It is possible (though not easy) to convert any software created in the STEP 7 Lite to STEP 7 and visa versa keeping in mind the limitations of the Lite version. Since the packages bear a lot of similarities it will also be easy for the student to transfer any learning on the Lite package over to STEP 7. The STEP 7 Lite software opens right up to the editor screen. The added graphics and color are a welcome addition. Another nice friendly feature is the extended hover help on the menus and icons where clicking on the tool tip expands it into more help text. On that note all the pop up dialogs are clearer then its STEP 7 counterpart. Pretty much everything the programmer needs for maintaining the project is neatly organized here.The FC and FB blocks have been moved from here to a more logical place in the project window on the left hand side.

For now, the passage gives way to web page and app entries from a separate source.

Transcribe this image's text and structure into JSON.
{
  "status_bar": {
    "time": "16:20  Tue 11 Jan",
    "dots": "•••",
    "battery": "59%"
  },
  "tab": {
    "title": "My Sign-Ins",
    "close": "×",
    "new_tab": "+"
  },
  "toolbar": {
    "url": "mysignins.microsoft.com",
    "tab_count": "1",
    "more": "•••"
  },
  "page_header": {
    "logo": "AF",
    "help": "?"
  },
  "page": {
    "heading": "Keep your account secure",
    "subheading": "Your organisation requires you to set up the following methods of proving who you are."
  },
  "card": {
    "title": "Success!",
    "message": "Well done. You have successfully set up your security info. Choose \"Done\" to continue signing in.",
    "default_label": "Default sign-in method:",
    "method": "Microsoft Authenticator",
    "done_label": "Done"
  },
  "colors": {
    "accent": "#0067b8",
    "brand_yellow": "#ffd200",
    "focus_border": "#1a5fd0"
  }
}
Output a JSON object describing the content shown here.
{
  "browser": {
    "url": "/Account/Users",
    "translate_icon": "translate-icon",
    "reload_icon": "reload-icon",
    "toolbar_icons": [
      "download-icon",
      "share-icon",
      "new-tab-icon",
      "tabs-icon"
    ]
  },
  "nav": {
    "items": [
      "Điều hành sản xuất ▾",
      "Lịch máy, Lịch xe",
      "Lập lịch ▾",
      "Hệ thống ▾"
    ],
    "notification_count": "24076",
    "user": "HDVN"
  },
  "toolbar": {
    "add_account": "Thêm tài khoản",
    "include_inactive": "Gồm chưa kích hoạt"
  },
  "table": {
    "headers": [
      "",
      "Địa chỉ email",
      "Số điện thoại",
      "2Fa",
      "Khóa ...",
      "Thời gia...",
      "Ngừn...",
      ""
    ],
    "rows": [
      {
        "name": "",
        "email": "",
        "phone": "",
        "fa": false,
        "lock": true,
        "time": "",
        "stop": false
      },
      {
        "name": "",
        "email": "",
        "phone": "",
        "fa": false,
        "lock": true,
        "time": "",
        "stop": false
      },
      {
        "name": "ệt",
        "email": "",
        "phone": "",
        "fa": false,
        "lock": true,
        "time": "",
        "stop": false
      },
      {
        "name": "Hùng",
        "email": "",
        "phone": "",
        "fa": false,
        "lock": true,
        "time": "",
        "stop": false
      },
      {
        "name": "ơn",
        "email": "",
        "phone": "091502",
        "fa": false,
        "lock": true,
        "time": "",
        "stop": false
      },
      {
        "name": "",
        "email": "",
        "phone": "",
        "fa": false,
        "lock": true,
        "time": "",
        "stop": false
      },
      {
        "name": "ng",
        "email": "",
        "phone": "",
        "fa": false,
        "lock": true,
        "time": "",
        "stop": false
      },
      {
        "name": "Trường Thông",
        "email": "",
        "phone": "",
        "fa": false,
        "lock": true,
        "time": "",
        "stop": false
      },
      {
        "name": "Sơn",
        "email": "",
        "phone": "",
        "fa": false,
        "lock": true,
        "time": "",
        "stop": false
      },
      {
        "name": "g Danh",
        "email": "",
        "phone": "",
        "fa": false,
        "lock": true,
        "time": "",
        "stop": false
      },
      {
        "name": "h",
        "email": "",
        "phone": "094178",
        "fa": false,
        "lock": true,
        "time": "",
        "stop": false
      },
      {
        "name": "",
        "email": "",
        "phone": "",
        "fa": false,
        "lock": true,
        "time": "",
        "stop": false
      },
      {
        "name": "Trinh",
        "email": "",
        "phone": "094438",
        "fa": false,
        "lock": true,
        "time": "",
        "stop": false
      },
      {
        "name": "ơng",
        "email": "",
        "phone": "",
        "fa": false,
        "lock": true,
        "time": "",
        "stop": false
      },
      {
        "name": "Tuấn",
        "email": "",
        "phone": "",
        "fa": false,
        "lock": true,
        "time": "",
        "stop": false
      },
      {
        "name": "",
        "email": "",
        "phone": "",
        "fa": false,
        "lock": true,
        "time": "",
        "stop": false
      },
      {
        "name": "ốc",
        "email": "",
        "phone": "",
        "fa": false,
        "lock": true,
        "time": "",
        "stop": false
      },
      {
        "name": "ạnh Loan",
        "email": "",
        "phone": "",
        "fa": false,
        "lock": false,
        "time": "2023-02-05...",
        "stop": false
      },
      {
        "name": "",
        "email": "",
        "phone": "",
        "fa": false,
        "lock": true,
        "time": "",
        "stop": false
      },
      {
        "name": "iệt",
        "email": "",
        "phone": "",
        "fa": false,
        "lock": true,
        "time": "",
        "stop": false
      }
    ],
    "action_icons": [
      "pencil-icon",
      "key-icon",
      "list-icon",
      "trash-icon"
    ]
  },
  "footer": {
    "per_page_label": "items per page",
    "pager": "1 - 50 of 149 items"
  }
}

Something that just thrilled me is the tabs below that separate the offline and online versions of the program. On the regular STEP 7 software there is often a confusion between when you are offline or online. STEP 7 Lite minimizes that confusion by also provided clearly differentiated color schemes for when you have a block open online. You can just hover the mouse over the symbol to get more detail. You can drag and drop then anywhere in the list.Even the OB selection has a nice drop down box of all the OBs available with its symbolic name. The layout is great and is to be expected without the need to factor in networking. Just drag and drop your hardware on the picture and away you go.One part I like is a slight revamp of the declaration table. That means no having to dig through the tree just to see all the declaration variables. Hopefully some of the better implementations will find there way into the STEP 7 software. Save often, arrgh! The following procedures were created using Siemens SIMATIC STEP 7 version 5.4 software. Note that PROFIBUS is labeled as DP on the Siemens connection ports.

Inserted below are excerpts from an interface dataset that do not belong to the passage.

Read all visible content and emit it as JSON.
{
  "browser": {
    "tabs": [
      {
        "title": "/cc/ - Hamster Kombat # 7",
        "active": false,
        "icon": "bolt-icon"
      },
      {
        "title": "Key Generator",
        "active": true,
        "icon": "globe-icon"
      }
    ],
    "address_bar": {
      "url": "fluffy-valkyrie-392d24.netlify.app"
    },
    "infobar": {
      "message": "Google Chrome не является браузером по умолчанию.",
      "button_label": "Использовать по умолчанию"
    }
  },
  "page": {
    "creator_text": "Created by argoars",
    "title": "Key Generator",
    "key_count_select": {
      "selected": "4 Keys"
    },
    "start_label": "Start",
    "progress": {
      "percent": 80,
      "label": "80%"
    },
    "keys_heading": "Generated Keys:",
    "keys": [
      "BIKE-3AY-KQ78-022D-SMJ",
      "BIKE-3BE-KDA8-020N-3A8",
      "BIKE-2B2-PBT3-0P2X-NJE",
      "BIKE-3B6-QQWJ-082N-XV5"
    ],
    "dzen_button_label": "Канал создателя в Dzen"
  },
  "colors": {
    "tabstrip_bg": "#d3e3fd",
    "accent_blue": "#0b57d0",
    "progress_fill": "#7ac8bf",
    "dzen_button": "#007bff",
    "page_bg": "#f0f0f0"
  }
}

These cables can piggyback on existing connectors. Be aware that the PC Adapter draws its power to work from the connection port so check the power LED for proper operation. The CP5512 card draws its power from the computer. If so, then close the Accessible Nodes window and proceed to the download or upload section. Be careful not to select your wireless Ethernet connection. This will discover working settings and use them automatically. It should not conflict with existing PLC and slave devices on the network. Also, check under the Local Connection tab and make sure connection selection matches the port the cable is connected into. It should work. If not double-check the connection and cable. With the CP5512 and PC Adapter cables, you should use the MPI port, as this is the default connection for Siemens. Be careful though as the order of download will occur in the order that the blocks were selected. This may mean that an error will occur if a block is called before it is downloaded. This is usually not necessary in a PLC that has all ready had its hardware configured. If you do download the system data, the following messages will prompt you through the transitions. The software will do the Run to Stop transition when you click OK. Click on the Download icon. You will be prompted to overwrite any existing blocks and if you want to load the system data (see above). Click Yes to perform the operation. The first is when you have the original project and you want to preserve the symbols and comments. The second method, when you don't have the original project, will upload everything from the CPU but will have no associated documentation (i.e. symbols and comments). It shows the existing blocks inside the CPU. The Online version is indicated by the highlighted title bar. For a full upload, select the Block folder and do the same. In the case below we are talking to a CPU over MPI with node address 10. Nobody knows what happened.